Among all human foibles, if there's a single trait that astonishes and, really, amuses me more than any other, it's the tendency to rationalize and excuse whatever degree of sinfulness we find in our own hearts, while pointing an accusing finger at someone else whose own degree of sinfulness slightly differs from, or extends one iota beyond, our own.

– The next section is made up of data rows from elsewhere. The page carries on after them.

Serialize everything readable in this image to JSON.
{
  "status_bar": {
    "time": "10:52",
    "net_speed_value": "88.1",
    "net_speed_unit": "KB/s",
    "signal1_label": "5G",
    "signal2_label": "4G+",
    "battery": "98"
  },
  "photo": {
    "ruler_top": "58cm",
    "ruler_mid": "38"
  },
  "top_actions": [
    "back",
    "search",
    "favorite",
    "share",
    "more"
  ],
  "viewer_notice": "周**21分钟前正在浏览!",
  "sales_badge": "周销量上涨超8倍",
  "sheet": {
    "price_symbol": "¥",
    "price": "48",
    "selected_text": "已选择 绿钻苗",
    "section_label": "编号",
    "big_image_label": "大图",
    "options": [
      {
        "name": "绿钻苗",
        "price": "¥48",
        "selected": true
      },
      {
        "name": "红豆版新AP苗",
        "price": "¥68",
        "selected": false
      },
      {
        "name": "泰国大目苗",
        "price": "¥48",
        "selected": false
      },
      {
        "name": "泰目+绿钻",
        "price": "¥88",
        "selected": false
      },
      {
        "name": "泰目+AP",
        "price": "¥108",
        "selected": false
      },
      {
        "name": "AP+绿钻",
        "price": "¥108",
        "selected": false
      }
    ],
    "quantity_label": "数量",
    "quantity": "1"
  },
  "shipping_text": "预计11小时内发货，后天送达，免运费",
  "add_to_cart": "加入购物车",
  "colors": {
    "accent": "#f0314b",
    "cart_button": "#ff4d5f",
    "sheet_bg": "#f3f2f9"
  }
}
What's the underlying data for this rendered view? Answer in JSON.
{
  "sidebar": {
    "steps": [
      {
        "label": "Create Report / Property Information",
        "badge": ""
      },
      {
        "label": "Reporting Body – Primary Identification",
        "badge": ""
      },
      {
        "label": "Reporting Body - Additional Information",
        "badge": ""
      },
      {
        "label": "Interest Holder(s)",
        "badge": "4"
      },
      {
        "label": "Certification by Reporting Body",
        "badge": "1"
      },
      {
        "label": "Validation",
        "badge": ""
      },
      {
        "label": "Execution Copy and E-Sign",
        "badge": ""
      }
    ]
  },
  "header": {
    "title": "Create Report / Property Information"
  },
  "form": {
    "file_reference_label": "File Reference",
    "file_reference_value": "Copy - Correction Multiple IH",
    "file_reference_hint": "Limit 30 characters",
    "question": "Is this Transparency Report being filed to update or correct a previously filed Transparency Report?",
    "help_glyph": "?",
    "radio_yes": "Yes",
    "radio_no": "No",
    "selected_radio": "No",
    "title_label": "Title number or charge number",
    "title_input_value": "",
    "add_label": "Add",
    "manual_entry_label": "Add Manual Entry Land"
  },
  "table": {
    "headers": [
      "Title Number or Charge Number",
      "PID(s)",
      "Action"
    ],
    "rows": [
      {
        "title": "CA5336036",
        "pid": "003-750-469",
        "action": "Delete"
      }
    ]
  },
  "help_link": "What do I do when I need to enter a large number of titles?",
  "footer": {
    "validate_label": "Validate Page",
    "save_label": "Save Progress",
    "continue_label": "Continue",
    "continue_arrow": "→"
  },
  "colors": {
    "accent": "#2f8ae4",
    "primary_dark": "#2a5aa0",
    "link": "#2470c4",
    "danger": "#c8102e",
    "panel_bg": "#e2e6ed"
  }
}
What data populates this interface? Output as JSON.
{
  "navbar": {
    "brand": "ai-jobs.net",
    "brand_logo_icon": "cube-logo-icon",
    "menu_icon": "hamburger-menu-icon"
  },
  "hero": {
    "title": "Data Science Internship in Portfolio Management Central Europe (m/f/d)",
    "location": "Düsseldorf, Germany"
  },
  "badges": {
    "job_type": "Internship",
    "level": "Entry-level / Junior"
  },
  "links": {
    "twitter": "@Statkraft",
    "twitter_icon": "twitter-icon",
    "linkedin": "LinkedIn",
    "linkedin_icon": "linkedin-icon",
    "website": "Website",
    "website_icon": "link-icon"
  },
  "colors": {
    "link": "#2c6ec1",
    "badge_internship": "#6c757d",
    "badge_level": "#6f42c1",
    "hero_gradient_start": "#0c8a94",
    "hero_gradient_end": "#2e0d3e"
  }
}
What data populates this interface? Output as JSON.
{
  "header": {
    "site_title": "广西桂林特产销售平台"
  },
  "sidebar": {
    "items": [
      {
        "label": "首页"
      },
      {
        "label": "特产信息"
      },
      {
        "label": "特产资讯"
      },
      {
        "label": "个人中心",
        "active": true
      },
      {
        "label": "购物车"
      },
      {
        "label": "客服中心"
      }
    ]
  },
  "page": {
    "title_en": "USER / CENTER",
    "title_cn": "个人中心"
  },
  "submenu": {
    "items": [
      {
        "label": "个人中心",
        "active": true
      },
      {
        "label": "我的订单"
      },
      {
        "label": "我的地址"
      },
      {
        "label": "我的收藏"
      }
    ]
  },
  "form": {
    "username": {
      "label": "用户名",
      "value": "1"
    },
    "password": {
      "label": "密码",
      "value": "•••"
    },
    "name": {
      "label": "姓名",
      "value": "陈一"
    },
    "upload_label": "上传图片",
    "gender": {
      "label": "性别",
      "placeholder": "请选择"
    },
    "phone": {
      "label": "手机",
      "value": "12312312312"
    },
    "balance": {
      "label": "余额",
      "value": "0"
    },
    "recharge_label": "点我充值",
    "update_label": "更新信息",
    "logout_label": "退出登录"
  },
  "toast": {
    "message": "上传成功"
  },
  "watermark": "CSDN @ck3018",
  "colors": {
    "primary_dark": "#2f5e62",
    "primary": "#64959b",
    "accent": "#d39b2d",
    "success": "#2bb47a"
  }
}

Of course, in most cases we don't even recognize our own behavior as sinful (or, if we prefer to avoid the use of a word freighted with religious overtones, wrong). Sins occur only when someone else crosses a line that we ourselves would not cross.
A man who treats all of his employees in a belittling, dehumanizing fashion, draining them of their pride and their very zest for life, becomes outraged reading the story of the fun-loving, generally nice-guy boss at another company who's accused of groping a female employee.
A woman who has two children and then has an abortion next time around for the sake of convenience ("I didn't want to be raising more kids at this stage of life") demands justice after a gang member kills one of the first two kids during a drive-by shooting.
A man who has had affairs in the past (or is having an affair with you at that very moment) is enraged when his paramour sneaks off to enjoy an evening with another man.
A woman who finesses her income taxes gets furious at her son for being kicked out of school after cheating on an important exam.
A jury gets even on society's behalf by imposing the death penalty on a teenager who got even with a bully who'd taunted him.
A venal corporate executive who sacks his company by implementing dubious executive-compensation policies that allow him and his cronies to skim off the top feels no qualms about prosecuting the "young punk" who broke into his house to steal his big-screen TV.
A Pope who kept silent about Nazi atrocities during World War II now tells millions of Catholics how they must take a stand against evil wherever and whenever they encounter it. Related: A so-called "cafeteria Catholic" who breaks his religion's law by practicing birth control bitterly denounces a fellow Catholic who uses the N word in describing blacks.
My point being: Really, who decides what's worse than what else? And isn't it interesting that, left to our own devices, we tend to decide that the things we do—our own unique flaws and vices—are "OK" in the grand scheme of things?
It's always the other guy who's "crossing the line."
We often call this hypocrisy, and it's easy to spot when the transgressions are parallel: that is, when the rest of us catch you indicting someone else for doing the same thing you've been doing in secret. But what about when the transgressions aren't parallel?
Is it worse to rape a woman...or shoot a bison grazing peacefully in a field for the pure thrill of it?We're also inclined to discount sins of omission: The wealthy woman who wears a $5000 designer gown to a social event where she'll be greeted like royalty has almost surely had a hand in ending human lives by doing so; she just doesn't realize it. She could've worn an inexpensive frock and donated the rest to prevent African children from starving. (So maybe there's gun death...and gown death?) For that matter, she could've passed up the event entirely, dismissing it as a worthless frill. In that context, is what she did—wearing a pretty gown to a nice social event—better or worse than the genuinely poor teenager who mugs an elderly woman for her handbag so that he himself can avoid starving? As the foregoing illustrates, we also tend to label it "sin" only when we can see a straight line of causation: the direct impact. If we can interpose several layers of complexity and confusion between cause and effect, we can tell ourselves no harm, no foul.
To rob a bank...or chronically intimidate your wife/kids?
Is it worse to tell a lie that you think is small (keeping in mind that we seldom see the end-term consequences that a lie may set in motion, which can be catastrophic, even when the lie is a little white one) or to kill one person without whom the world would be better off (though the world may not know it at the time the killing takes place)?
In truth, I suspect that all sins—perhaps even all behaviors, whether we're wont to adjudge them good or bad here on earth—may be somehow analogous. Perhaps all behavior is created equal. We each have degrees of (self-defined) sin we can live with. We have "bargains" we make—with God (if we choose to acknowledge Him), with ourselves, with the people who like us just the way we are. It's one unending run of the old quiz show, Let's make a deal.